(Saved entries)

:::::

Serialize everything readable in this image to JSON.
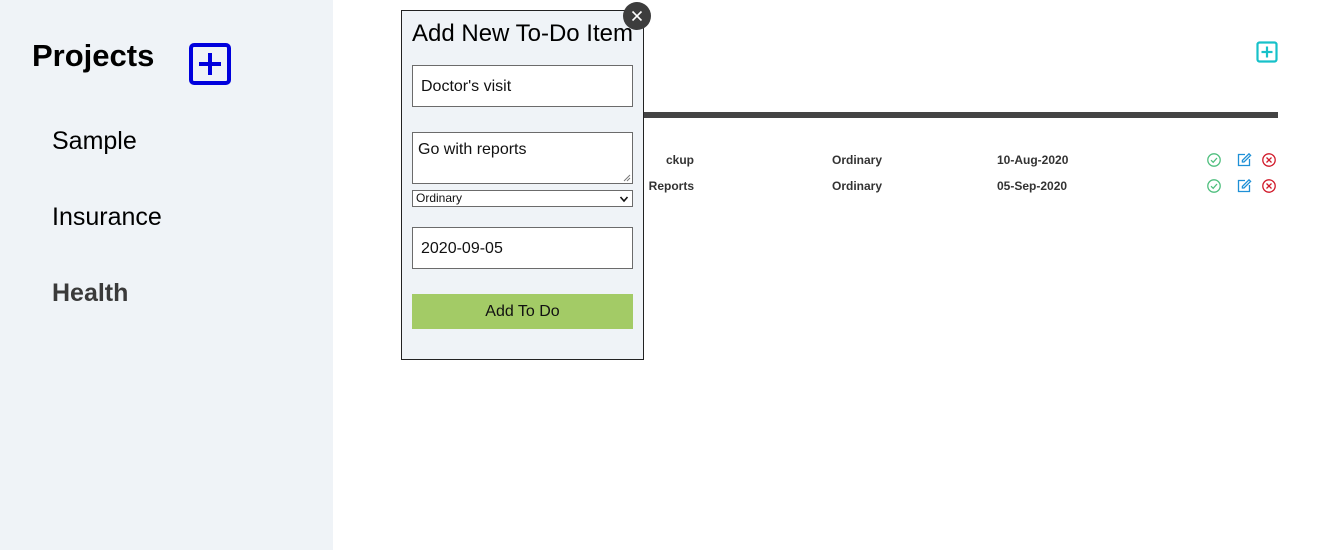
{
  "sidebar": {
    "title": "Projects",
    "projects": [
      {
        "label": "Sample"
      },
      {
        "label": "Insurance"
      },
      {
        "label": "Health"
      }
    ]
  },
  "main": {
    "todos": [
      {
        "title": "ckup",
        "priority": "Ordinary",
        "date": "10-Aug-2020"
      },
      {
        "title": "Reports",
        "priority": "Ordinary",
        "date": "05-Sep-2020"
      }
    ]
  },
  "modal": {
    "title": "Add New To-Do Item",
    "title_value": "Doctor's visit",
    "description_value": "Go with reports",
    "priority_selected": "Ordinary",
    "date_value": "2020-09-05",
    "submit_label": "Add To Do"
  },
  "colors": {
    "sidebar_bg": "#eff3f7",
    "project_add_blue": "#0000dd",
    "todo_add_teal": "#17c1c9",
    "done_green": "#4fbf7e",
    "edit_blue": "#1e90d6",
    "delete_red": "#d11a2a",
    "submit_green": "#a3cb66"
  }
}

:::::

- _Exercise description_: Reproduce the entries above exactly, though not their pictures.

- _Solution to this exercise_:
Serialize everything readable in this image to JSON.
{
  "sidebar": {
    "title": "Projects",
    "projects": [
      {
        "label": "Sample"
      },
      {
        "label": "Insurance"
      },
      {
        "label": "Health"
      }
    ]
  },
  "main": {
    "todos": [
      {
        "title": "ckup",
        "priority": "Ordinary",
        "date": "10-Aug-2020"
      },
      {
        "title": "Reports",
        "priority": "Ordinary",
        "date": "05-Sep-2020"
      }
    ]
  },
  "modal": {
    "title": "Add New To-Do Item",
    "title_value": "Doctor's visit",
    "description_value": "Go with reports",
    "priority_selected": "Ordinary",
    "date_value": "2020-09-05",
    "submit_label": "Add To Do"
  },
  "colors": {
    "sidebar_bg": "#eff3f7",
    "project_add_blue": "#0000dd",
    "todo_add_teal": "#17c1c9",
    "done_green": "#4fbf7e",
    "edit_blue": "#1e90d6",
    "delete_red": "#d11a2a",
    "submit_green": "#a3cb66"
  }
}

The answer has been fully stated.